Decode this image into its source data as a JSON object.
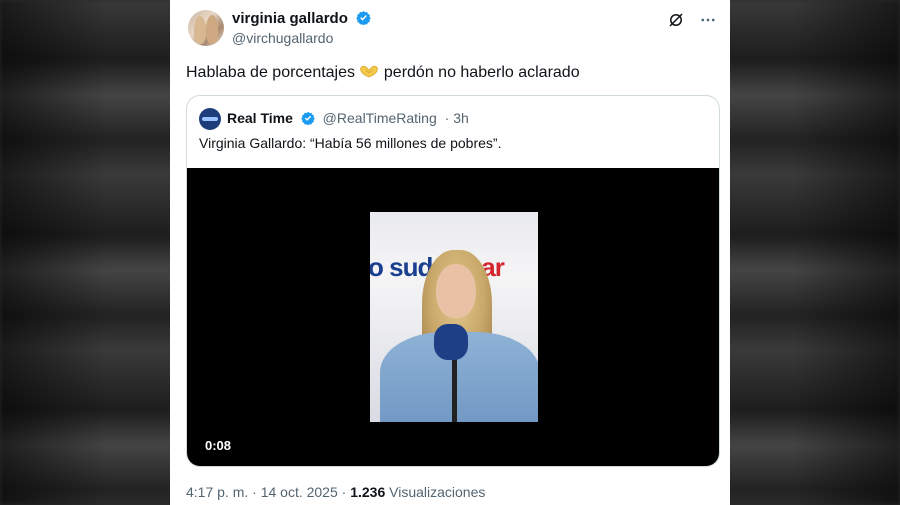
{
  "tweet": {
    "author_name": "virginia gallardo",
    "author_handle": "@virchugallardo",
    "text_before_emoji": "Hablaba de porcentajes ",
    "text_after_emoji": " perdón no haberlo aclarado",
    "emoji": "heart-hands-icon"
  },
  "quoted": {
    "author_name": "Real Time",
    "author_handle": "@RealTimeRating",
    "age": "· 3h",
    "text": "Virginia Gallardo: “Había 56 millones de pobres”.",
    "video": {
      "duration": "0:08",
      "studio_text_left": "o suda",
      "studio_text_right": "car"
    }
  },
  "meta": {
    "time_date": "4:17 p. m. · 14 oct. 2025 · ",
    "views_count": "1.236",
    "views_label": " Visualizaciones"
  },
  "colors": {
    "verified": "#1d9bf0",
    "text_primary": "#0f1419",
    "text_secondary": "#536471",
    "border": "#cfd9de"
  }
}
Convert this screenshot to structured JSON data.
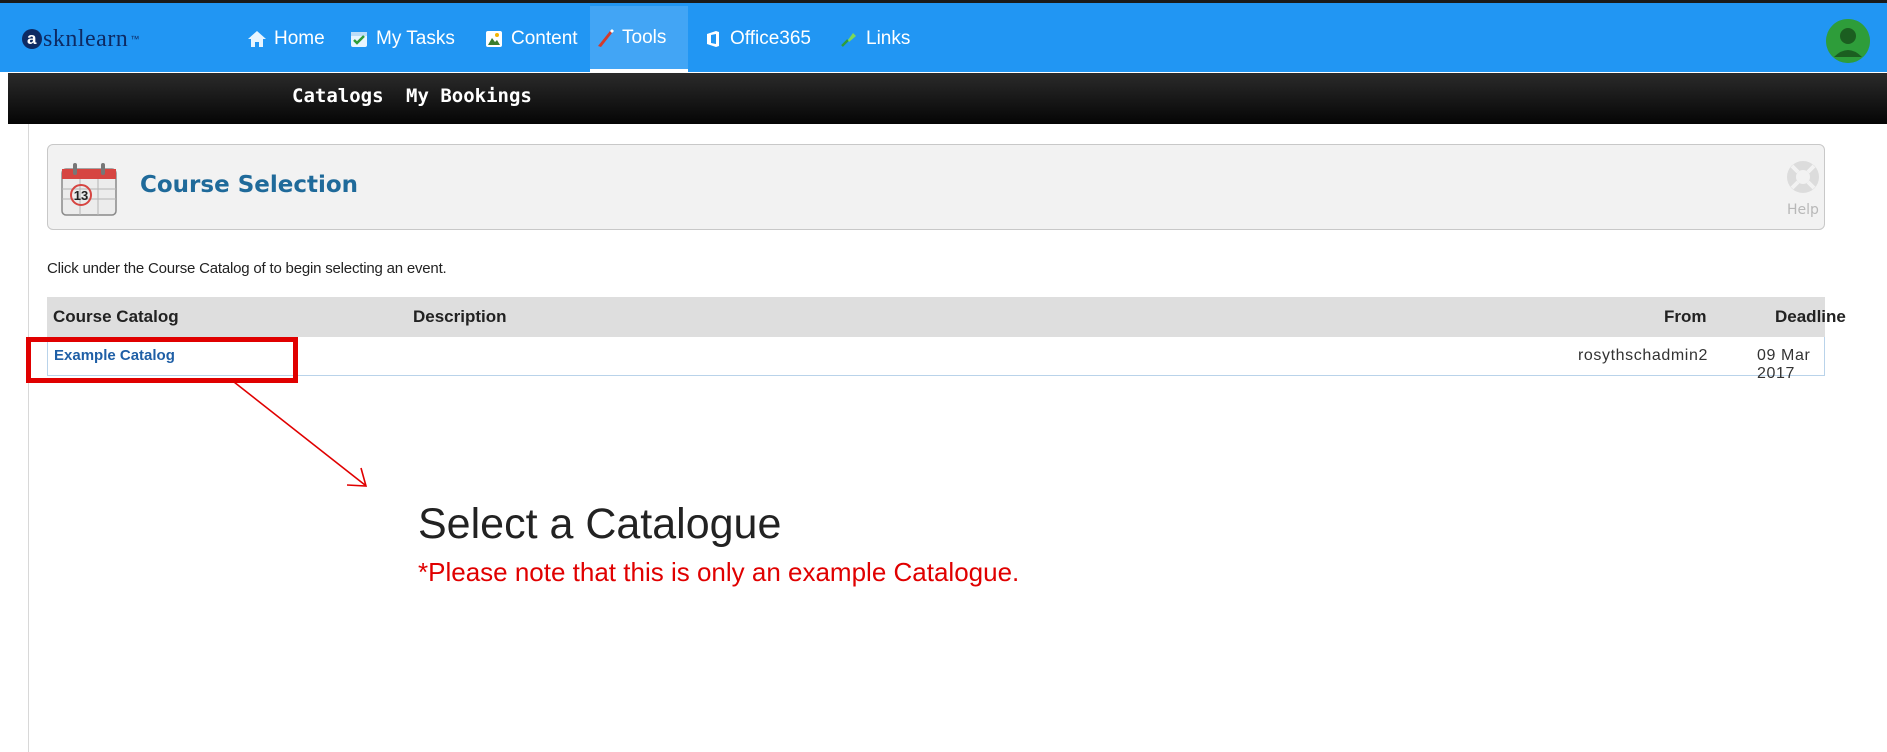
{
  "brand": {
    "logo_letter": "a",
    "logo_text": "sknlearn",
    "logo_mark": "™"
  },
  "topnav": {
    "items": [
      {
        "label": "Home",
        "icon": "home-icon"
      },
      {
        "label": "My Tasks",
        "icon": "tasks-icon"
      },
      {
        "label": "Content",
        "icon": "content-icon"
      },
      {
        "label": "Tools",
        "icon": "tools-icon",
        "active": true
      },
      {
        "label": "Office365",
        "icon": "office365-icon"
      },
      {
        "label": "Links",
        "icon": "links-icon"
      }
    ]
  },
  "subnav": {
    "items": [
      "Catalogs",
      "My Bookings"
    ]
  },
  "header": {
    "title": "Course Selection",
    "calendar_day": "13",
    "help_label": "Help"
  },
  "instruction": "Click under the Course Catalog of to begin selecting an event.",
  "table": {
    "columns": [
      "Course Catalog",
      "Description",
      "From",
      "Deadline"
    ],
    "rows": [
      {
        "catalog": "Example Catalog",
        "description": "",
        "from": "rosythschadmin2",
        "deadline": "09 Mar 2017"
      }
    ]
  },
  "annotation": {
    "title": "Select a Catalogue",
    "note": "*Please note that this is only an example Catalogue."
  },
  "colors": {
    "topnav_bg": "#2196f3",
    "subnav_bg": "#111111",
    "title_blue": "#1f6a9a",
    "link_blue": "#1f5fa6",
    "annotation_red": "#e00000"
  }
}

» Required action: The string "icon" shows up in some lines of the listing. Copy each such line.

» Finished exercise:
    "emoji": "heart-hands-icon"
        "icon": "home-icon"
        "icon": "tasks-icon"
        "icon": "content-icon"
        "icon": "tools-icon",
        "icon": "office365-icon"
        "icon": "links-icon"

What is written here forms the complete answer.